> **Your objective**
If a line in the entries below contains "label", copy it.

> **Data for analysis**
**********

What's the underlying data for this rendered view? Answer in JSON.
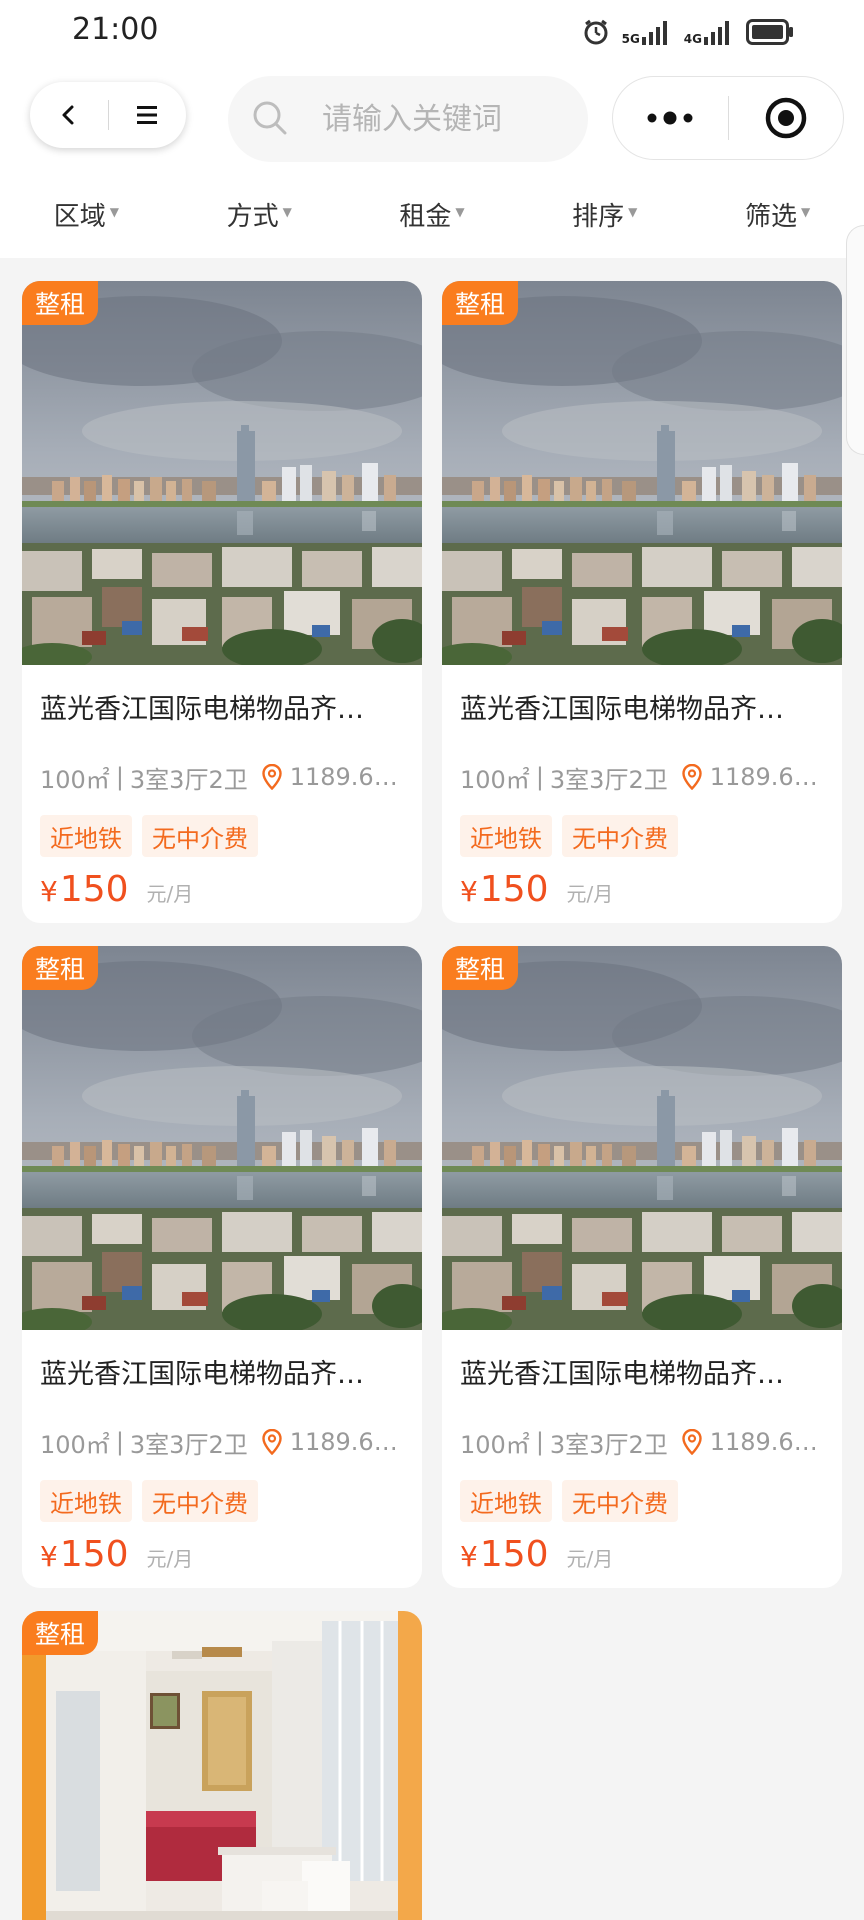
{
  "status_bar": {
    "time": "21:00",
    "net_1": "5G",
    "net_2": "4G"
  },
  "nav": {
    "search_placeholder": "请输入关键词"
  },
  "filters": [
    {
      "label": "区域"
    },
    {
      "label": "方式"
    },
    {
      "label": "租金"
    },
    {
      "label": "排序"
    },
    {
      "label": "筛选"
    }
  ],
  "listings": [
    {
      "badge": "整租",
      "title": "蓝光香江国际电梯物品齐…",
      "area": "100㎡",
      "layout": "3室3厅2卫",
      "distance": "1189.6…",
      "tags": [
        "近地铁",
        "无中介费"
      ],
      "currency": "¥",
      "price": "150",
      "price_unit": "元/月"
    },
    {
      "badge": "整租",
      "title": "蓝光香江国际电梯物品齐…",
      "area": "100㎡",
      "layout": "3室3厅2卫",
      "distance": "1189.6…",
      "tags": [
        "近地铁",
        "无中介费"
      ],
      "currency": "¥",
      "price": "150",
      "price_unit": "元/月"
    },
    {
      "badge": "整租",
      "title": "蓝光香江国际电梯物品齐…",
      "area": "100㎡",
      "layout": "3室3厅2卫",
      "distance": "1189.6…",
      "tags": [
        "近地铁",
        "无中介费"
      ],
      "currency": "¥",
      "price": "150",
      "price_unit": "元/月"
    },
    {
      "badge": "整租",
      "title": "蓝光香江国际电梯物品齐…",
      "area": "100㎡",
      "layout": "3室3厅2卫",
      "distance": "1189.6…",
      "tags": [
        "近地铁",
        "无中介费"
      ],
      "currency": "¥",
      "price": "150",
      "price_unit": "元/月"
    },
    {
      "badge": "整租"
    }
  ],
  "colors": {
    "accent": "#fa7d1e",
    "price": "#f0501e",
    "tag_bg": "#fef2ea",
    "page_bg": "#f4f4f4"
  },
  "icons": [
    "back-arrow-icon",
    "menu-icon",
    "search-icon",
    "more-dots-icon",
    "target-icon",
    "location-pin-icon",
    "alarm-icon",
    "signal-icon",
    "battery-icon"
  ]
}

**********

> **Response below**
      "label": "区域"
      "label": "方式"
      "label": "租金"
      "label": "排序"
      "label": "筛选"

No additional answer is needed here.